* [Extracted entries]:
▼
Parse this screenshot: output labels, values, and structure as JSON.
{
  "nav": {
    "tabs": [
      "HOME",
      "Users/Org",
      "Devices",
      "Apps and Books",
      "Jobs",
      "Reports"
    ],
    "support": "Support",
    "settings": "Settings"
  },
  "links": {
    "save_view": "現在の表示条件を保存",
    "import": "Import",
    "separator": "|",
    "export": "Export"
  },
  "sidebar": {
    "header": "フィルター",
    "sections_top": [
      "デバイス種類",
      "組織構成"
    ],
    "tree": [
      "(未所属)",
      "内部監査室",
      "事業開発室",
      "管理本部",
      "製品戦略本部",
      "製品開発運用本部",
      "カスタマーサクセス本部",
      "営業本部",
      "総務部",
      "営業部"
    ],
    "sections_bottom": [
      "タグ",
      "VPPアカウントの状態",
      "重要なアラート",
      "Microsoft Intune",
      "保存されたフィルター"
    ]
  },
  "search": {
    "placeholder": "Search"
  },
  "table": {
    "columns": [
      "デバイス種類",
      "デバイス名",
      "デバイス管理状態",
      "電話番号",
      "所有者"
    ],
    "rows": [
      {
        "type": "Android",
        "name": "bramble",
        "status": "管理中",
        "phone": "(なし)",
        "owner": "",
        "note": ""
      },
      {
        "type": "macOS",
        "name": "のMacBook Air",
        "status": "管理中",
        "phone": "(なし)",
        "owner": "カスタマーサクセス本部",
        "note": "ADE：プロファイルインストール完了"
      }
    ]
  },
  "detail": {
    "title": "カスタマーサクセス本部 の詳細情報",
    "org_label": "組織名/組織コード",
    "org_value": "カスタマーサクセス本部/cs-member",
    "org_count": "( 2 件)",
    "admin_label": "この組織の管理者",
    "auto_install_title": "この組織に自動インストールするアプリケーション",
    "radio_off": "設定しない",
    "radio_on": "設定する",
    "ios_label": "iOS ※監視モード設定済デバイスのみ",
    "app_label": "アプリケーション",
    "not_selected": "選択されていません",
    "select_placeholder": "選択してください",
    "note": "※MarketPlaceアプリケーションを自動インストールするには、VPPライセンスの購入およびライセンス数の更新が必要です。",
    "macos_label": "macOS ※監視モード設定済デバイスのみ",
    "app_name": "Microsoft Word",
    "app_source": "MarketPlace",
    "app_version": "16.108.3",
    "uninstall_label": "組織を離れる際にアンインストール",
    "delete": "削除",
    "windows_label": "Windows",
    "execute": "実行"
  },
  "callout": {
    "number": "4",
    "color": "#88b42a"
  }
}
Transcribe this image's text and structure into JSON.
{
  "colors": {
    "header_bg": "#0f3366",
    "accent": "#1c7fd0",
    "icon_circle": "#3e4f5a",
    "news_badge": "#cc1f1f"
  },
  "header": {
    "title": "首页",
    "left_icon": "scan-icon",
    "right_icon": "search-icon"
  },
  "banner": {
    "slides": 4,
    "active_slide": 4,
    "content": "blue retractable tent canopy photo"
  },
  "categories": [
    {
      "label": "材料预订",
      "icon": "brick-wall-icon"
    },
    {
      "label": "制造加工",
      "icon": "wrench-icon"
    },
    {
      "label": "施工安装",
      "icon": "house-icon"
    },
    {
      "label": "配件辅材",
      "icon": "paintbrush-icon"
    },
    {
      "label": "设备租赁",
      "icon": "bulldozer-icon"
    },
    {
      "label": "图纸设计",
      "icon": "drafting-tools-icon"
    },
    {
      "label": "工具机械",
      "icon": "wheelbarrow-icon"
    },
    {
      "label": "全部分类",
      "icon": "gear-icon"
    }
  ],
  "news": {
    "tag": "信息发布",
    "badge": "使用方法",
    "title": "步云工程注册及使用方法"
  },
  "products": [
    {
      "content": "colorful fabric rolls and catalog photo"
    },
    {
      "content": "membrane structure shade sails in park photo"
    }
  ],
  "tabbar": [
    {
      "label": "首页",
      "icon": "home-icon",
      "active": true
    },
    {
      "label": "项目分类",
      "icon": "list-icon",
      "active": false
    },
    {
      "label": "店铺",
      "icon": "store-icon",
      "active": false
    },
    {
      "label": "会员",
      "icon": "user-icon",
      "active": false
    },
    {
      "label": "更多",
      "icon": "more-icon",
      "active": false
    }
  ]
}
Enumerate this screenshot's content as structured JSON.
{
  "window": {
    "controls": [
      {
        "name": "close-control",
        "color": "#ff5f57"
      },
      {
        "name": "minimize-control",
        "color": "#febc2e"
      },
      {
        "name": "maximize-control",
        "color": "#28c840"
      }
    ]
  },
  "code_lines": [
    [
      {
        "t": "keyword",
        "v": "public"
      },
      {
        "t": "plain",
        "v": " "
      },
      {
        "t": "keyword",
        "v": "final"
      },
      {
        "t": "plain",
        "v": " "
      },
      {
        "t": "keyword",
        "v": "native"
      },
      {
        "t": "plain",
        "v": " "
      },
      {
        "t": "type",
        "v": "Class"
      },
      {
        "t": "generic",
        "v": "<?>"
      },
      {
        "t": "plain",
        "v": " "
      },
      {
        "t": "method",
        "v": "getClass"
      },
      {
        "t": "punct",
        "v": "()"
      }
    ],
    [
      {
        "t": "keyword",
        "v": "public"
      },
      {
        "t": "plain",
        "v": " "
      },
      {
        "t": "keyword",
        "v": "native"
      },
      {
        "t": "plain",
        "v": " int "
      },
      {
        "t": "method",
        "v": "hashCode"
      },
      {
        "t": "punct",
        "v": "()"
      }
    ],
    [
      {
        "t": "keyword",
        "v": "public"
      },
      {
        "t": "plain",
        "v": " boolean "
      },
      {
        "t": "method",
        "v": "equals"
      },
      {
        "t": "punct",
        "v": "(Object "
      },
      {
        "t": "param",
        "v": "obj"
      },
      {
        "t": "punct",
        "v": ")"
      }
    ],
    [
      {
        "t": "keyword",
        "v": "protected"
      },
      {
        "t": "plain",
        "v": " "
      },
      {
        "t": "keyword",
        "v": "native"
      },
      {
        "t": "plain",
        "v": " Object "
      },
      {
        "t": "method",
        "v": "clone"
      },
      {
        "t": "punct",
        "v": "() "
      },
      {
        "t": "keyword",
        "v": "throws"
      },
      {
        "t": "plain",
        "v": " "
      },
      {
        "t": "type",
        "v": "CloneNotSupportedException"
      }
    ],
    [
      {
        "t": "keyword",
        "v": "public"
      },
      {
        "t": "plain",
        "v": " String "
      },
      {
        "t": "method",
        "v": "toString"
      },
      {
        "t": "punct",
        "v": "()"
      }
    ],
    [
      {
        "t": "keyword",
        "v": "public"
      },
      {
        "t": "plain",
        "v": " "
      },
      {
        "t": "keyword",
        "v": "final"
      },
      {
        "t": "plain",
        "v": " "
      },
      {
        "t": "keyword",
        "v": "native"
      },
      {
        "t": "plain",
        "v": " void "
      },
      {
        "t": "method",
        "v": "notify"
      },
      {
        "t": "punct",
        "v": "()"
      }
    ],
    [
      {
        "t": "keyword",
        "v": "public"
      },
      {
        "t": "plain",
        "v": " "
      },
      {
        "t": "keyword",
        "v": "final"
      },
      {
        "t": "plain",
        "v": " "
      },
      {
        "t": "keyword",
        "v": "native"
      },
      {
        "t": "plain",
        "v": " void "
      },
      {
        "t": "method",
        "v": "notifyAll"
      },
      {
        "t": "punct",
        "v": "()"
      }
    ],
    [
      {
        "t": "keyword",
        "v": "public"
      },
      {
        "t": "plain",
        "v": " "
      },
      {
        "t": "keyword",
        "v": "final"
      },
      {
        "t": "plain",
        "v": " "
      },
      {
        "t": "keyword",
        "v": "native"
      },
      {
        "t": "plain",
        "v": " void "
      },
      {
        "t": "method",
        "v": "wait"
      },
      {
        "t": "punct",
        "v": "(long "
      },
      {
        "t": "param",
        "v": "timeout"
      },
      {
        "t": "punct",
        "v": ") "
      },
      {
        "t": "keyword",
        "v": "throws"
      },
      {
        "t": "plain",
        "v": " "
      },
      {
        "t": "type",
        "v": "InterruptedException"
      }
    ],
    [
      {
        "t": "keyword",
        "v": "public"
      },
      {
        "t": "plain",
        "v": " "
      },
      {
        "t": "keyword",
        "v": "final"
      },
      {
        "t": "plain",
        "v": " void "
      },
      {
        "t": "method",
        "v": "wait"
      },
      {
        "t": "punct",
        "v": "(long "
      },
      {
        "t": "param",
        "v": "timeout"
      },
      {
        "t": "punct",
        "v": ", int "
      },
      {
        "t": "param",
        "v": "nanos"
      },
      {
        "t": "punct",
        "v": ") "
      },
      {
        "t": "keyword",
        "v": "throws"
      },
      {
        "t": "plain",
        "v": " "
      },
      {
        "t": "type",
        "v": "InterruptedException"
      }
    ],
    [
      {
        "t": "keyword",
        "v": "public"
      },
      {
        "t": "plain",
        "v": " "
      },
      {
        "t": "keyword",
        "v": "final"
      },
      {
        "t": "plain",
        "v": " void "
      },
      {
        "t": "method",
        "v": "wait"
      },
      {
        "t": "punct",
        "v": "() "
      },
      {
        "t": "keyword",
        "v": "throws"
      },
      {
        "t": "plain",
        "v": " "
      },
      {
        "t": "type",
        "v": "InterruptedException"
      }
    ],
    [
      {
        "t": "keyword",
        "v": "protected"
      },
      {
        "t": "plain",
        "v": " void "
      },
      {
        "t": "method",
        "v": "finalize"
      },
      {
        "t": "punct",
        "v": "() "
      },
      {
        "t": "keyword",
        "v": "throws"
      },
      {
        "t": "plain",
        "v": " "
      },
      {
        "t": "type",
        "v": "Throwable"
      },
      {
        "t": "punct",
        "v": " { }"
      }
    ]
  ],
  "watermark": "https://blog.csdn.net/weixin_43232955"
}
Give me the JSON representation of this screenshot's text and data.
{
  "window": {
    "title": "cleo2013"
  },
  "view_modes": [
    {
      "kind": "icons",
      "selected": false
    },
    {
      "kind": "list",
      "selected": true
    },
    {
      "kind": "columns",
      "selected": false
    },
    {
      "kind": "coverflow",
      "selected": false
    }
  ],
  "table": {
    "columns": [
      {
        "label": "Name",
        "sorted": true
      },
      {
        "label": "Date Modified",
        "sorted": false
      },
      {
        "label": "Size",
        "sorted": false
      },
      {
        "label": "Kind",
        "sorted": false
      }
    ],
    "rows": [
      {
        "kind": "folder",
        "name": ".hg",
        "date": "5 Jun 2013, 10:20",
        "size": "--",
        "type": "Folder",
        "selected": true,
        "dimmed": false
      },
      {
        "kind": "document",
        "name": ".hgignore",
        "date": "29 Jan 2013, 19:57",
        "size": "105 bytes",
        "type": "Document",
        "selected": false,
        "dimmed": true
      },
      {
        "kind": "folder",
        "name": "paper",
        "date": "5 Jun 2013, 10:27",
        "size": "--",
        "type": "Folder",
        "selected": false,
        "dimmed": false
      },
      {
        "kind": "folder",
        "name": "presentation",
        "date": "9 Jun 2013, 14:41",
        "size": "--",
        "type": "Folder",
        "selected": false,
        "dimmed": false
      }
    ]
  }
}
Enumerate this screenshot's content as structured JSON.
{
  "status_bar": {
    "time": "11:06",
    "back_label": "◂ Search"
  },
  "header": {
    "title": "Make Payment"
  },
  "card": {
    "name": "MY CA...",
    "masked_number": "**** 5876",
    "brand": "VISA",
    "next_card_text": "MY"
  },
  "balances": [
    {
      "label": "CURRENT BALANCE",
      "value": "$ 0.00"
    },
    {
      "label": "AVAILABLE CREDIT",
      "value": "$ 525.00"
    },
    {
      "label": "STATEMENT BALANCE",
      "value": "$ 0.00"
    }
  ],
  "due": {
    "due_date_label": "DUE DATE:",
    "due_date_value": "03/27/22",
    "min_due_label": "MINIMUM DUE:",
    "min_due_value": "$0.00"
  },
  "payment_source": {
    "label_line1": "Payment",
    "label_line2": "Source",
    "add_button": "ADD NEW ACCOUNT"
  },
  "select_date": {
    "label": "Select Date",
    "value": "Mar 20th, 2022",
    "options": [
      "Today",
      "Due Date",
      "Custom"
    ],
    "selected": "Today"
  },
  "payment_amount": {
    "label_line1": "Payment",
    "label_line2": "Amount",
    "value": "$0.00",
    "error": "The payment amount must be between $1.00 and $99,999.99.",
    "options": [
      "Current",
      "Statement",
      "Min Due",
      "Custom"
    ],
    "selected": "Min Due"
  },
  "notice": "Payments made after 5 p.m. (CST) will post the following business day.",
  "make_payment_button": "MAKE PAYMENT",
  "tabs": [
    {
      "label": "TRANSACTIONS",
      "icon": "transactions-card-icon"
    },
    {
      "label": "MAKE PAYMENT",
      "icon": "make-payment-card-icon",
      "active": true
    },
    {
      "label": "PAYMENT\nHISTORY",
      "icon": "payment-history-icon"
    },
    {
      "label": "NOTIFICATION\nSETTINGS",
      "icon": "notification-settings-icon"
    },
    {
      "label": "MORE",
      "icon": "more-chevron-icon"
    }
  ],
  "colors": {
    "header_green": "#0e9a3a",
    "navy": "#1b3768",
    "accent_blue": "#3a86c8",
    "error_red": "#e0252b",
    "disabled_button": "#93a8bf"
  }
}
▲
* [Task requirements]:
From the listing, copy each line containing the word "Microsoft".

* [Answer to the exercise]:
      "Microsoft Intune",
    "app_name": "Microsoft Word",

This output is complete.